Log In

Come Join Us!

Are you a
Computer / IT professional?
Join Tek-Tips Forums!
  • Talk With Other Members
  • Be Notified Of Responses
    To Your Posts
  • Keyword Search
  • One-Click Access To Your
    Favorite Forums
  • Automated Signatures
    On Your Posts
  • Best Of All, It's Free!
  • Students Click Here

*Tek-Tips's functionality depends on members receiving e-mail. By joining you are opting in to receive e-mail.

Posting Guidelines

Promoting, selling, recruiting, coursework and thesis posting is forbidden.

Students Click Here


Lotus 123 formula question

Lotus 123 formula question

Lotus 123 formula question

I’ve got a Lotus worksheet that has this formulas in one of the cells:
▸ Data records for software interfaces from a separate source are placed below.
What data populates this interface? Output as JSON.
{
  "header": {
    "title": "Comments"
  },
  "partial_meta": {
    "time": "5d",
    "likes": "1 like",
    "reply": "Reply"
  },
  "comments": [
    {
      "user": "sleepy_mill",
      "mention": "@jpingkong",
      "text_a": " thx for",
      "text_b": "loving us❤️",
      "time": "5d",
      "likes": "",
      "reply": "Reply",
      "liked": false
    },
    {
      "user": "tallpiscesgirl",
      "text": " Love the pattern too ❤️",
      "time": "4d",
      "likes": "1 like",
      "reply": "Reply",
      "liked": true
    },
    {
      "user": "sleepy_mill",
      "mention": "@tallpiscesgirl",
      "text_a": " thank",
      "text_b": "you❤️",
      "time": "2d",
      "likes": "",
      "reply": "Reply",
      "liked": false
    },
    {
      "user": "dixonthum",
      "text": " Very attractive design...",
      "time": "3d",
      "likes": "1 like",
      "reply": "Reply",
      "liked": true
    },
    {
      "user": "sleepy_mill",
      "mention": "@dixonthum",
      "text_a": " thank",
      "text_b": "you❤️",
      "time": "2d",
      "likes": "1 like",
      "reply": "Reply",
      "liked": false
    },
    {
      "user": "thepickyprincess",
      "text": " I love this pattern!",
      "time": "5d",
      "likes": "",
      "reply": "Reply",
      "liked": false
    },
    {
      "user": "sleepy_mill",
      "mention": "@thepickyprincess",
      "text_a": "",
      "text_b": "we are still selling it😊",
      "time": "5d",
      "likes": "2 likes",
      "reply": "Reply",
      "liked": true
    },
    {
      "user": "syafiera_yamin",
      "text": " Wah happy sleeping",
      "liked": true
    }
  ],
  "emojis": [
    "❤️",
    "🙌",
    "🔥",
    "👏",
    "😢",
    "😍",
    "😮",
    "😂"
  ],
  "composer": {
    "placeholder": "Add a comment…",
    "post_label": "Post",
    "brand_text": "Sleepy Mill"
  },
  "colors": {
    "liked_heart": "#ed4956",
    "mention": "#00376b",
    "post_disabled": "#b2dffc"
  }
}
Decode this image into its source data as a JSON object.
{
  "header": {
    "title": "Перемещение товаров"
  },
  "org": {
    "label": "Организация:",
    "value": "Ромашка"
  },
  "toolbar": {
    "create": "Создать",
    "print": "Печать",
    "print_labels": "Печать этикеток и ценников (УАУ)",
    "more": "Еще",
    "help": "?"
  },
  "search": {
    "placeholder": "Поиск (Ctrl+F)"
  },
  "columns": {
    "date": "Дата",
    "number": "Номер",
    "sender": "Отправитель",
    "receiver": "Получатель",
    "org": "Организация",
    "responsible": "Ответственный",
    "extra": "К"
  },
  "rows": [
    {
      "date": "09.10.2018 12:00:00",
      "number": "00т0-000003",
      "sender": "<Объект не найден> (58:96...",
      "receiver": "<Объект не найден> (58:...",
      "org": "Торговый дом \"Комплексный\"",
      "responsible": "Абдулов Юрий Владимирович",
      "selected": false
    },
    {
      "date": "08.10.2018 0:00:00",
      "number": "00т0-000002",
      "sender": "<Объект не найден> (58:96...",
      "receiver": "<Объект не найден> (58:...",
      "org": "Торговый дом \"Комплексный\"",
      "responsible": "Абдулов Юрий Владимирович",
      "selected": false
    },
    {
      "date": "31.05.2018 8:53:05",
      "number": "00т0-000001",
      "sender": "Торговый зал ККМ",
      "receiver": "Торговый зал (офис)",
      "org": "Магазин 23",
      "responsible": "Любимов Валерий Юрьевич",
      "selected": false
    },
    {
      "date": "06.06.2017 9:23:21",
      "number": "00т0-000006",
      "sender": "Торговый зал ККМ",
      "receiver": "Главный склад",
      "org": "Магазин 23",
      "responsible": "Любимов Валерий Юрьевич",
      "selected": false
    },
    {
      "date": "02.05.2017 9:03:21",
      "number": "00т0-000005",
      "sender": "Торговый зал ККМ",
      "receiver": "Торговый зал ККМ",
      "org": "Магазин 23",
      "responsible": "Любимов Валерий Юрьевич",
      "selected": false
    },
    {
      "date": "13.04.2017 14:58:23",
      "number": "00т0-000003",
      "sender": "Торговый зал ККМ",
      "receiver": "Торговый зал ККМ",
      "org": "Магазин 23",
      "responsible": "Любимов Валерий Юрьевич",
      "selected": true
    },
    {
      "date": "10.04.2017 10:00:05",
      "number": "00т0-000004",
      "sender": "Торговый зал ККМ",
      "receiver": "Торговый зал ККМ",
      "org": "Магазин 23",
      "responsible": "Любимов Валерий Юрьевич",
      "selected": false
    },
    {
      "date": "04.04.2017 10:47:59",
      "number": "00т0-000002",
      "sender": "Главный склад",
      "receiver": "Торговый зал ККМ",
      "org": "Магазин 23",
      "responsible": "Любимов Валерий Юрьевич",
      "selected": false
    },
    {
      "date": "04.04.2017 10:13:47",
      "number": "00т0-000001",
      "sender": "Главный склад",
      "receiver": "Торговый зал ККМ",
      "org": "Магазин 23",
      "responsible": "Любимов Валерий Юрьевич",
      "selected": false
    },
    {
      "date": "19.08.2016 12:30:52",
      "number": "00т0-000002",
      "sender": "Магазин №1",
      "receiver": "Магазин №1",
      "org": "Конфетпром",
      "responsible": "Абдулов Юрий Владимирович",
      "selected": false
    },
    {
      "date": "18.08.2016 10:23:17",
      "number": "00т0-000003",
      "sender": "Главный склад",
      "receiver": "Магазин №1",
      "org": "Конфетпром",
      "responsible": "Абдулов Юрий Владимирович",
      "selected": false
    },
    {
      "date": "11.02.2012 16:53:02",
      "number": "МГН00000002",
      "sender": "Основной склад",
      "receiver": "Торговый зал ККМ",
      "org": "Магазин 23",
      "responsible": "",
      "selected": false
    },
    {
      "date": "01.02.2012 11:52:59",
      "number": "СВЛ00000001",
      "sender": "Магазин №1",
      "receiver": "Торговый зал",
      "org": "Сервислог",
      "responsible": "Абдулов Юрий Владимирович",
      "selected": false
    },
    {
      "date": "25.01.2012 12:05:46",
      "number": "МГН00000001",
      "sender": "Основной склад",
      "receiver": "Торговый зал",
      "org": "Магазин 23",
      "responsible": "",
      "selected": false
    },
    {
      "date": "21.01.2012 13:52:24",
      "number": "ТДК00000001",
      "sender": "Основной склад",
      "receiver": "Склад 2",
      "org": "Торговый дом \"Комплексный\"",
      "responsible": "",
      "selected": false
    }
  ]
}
I’m trying to understand how Lotus interprets this…. I would have expected to see the @ symbol as the first character in the cell to denote that a formula was being used. If anyone can point me to a reference or help with this, I would appreciate it.


RE: Lotus 123 formula question

The yhe formula is 1 divided by @FV(1,C14,C15). The following is from version 5.0's help section on formulas.

@FV(payments;interest;term) calculates the future value of an investment, based on a series of equal payments, earning a periodic interest rate, over the number of payment periods in term.

I hope this helps some.

RE: Lotus 123 formula question

Oops, The first line should be "The formula is 1"

RE: Lotus 123 formula question

I aggree with you that the "1" should not be in front of the @ sign, but can't explain why it is.  I have an old book that explains the @FV formula this way:
@FV(payment, interest, term)

The @FV function calculates the future value of a series of equal payments, where "interest" is the interest compounded each period and "term" is the total number of payments.. For example, if you plan to deposit $10,000 a year for 10 years into an account that earns 12% simple interest per year, you can use the function:
@FV(10000,.12,10) to determine what your account will be worth at the end of that period. The account will be worth $175,487 at the end of 10 years.
The @FV function uses the following formula to calculate future value:payment*(((1+interest)^term)-1)/interest.
This calculation assumes that you make each payment on the last day of each period.
The @FV Function in 1-2-3 release 2 evaluates to ERR whenever the term argument is less than 1. The problem is corrected in later releases.

Hope it helps some....

Red Flag This Post

Please let us know here why this post is inappropriate. Reasons such as off-topic, duplicates, flames, illegal, vulgar, or students posting their homework.

Red Flag Submitted

Thank you for helping keep Tek-Tips Forums free from inappropriate posts.
The Tek-Tips staff will check this out and take appropriate action.

Reply To This Thread

Posting in the Tek-Tips forums is a member-only feature.

Click Here to join Tek-Tips and talk with other members!

Close Box

Join Tek-Tips® Today!

Join your peers on the Internet's largest technical computer professional community.
It's easy to join and it's free.

Here's Why Members Love Tek-Tips Forums:

Register now while it's still free!

Already a member? Close this window and log in.

Join Us             Close